Sowder said meditation origins have been traced to more than 5,000 years ago, and it is considered to be one of the oldest health and wellness practices in existence. It is believed that it was an outgrowth of staring at a campfire or gazing at the stars for a period of time. He said benefits of meditation include not only relaxation, but stress reduction as well as more energy and focus, which can be extremely beneficial to students.
"I am able to focus more and have more studying endurance," said Pete Tauber, a graduate student in psychology and member of the USU Meditation club.
Summerhays said the club focuses on two types of meditation, sitting meditation and the other is mindfulness meditation. Sitting meditation focuses on your breathing and making sure you are in the moment, not in the past or future. Whereas mindfulness meditation is being aware of the present moment and focusing on what you are doing at that moment.
McKenna Miller, junior majoring in music therapy and the constant multitasker said "for me, meditation is forcing myself to slow down and focus on one thing, like classes, which is a good thing."
Sowder said meditation is what we need to calm ourselves down after long days.
"We give our self lots of negative messages throughout the day," Sowder said, "and taking that time out of the day to quiet the chatter of our brains and focus on ourselves can really transform our lives."

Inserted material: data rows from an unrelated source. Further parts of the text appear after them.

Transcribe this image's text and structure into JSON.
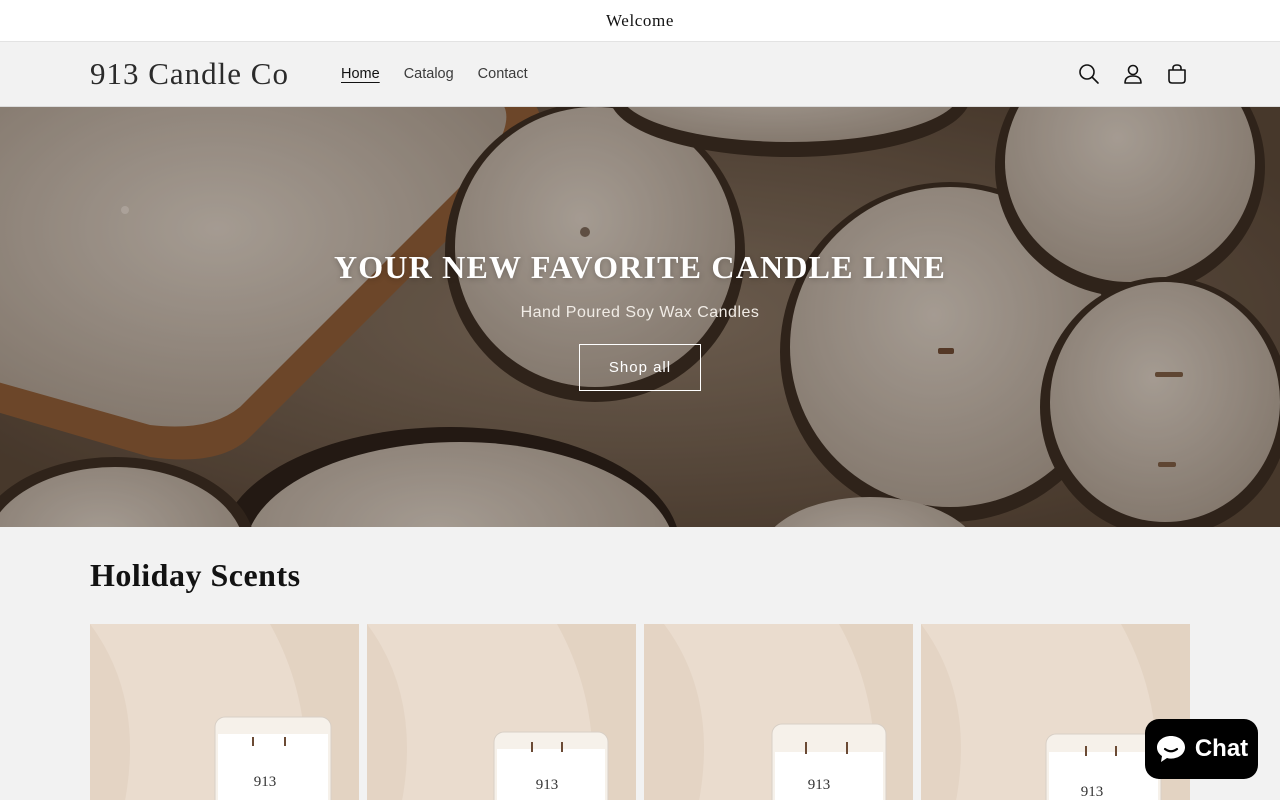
{
  "announcement": {
    "text": "Welcome"
  },
  "header": {
    "logo": "913 Candle Co",
    "nav": [
      {
        "label": "Home",
        "active": true
      },
      {
        "label": "Catalog",
        "active": false
      },
      {
        "label": "Contact",
        "active": false
      }
    ],
    "icons": [
      "search-icon",
      "account-icon",
      "cart-icon"
    ]
  },
  "hero": {
    "title": "YOUR NEW FAVORITE CANDLE LINE",
    "subtitle": "Hand Poured Soy Wax Candles",
    "button_label": "Shop all"
  },
  "collection": {
    "title": "Holiday Scents",
    "products": [
      {
        "jar_label": "913"
      },
      {
        "jar_label": "913"
      },
      {
        "jar_label": "913"
      },
      {
        "jar_label": "913"
      }
    ]
  },
  "chat": {
    "label": "Chat",
    "icon": "chat-bubble-icon"
  },
  "colors": {
    "background": "#f2f2f2",
    "chat_button": "#000000",
    "hero_overlay": "#6e5a48"
  }
}
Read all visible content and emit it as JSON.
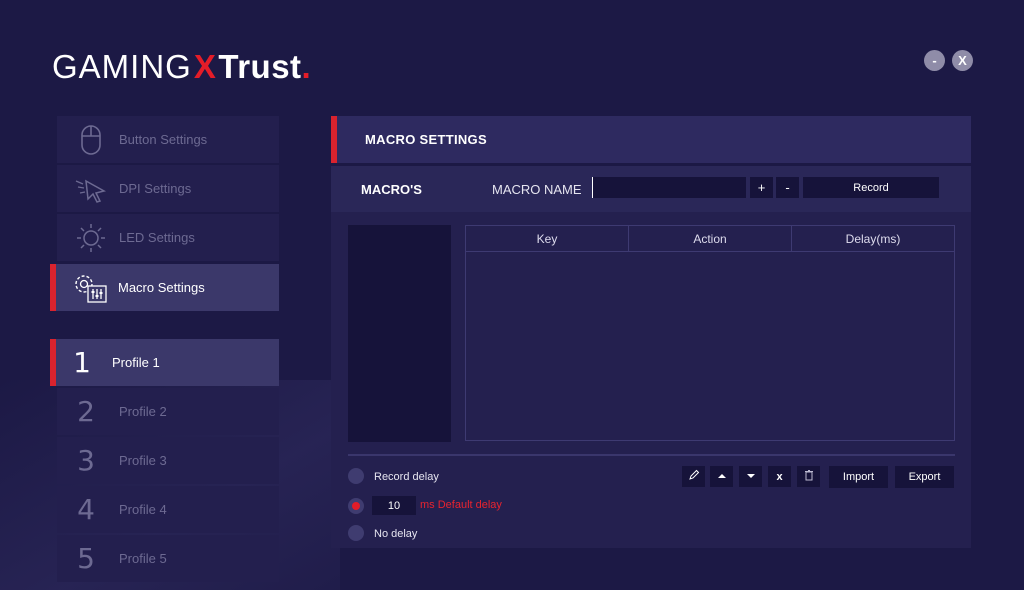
{
  "brand": {
    "part1": "GAMING",
    "part2": "X",
    "part3": "Trust",
    "part4": "."
  },
  "window": {
    "minimize_label": "-",
    "close_label": "X"
  },
  "menu": [
    {
      "label": "Button Settings",
      "icon": "mouse-icon"
    },
    {
      "label": "DPI Settings",
      "icon": "cursor-icon"
    },
    {
      "label": "LED Settings",
      "icon": "sun-icon"
    },
    {
      "label": "Macro Settings",
      "icon": "macro-gear-icon",
      "active": true
    }
  ],
  "profiles": [
    {
      "number": "1",
      "label": "Profile 1",
      "active": true
    },
    {
      "number": "2",
      "label": "Profile 2"
    },
    {
      "number": "3",
      "label": "Profile 3"
    },
    {
      "number": "4",
      "label": "Profile 4"
    },
    {
      "number": "5",
      "label": "Profile 5"
    }
  ],
  "panel": {
    "title": "MACRO SETTINGS",
    "macros_label": "MACRO'S",
    "macro_name_label": "MACRO NAME",
    "macro_name_value": "",
    "plus_label": "+",
    "minus_label": "-",
    "record_label": "Record"
  },
  "table": {
    "columns": [
      "Key",
      "Action",
      "Delay(ms)"
    ],
    "rows": []
  },
  "options": {
    "record_delay_label": "Record delay",
    "default_delay_value": "10",
    "default_delay_label": "ms Default delay",
    "no_delay_label": "No delay",
    "selected": "default_delay"
  },
  "tools": {
    "x_label": "x",
    "import_label": "Import",
    "export_label": "Export"
  },
  "colors": {
    "accent": "#d9232e",
    "background": "#1c1945",
    "panel": "#2e2a60"
  }
}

The Meditation Club meets every Wednesday at 12:00 p.m. The next club meeting will be Oct. 6 from 12-1 p.m. in room 335 of the TSC, and is open to everyone. You can also find the club on Facebook under USU Meditation Club.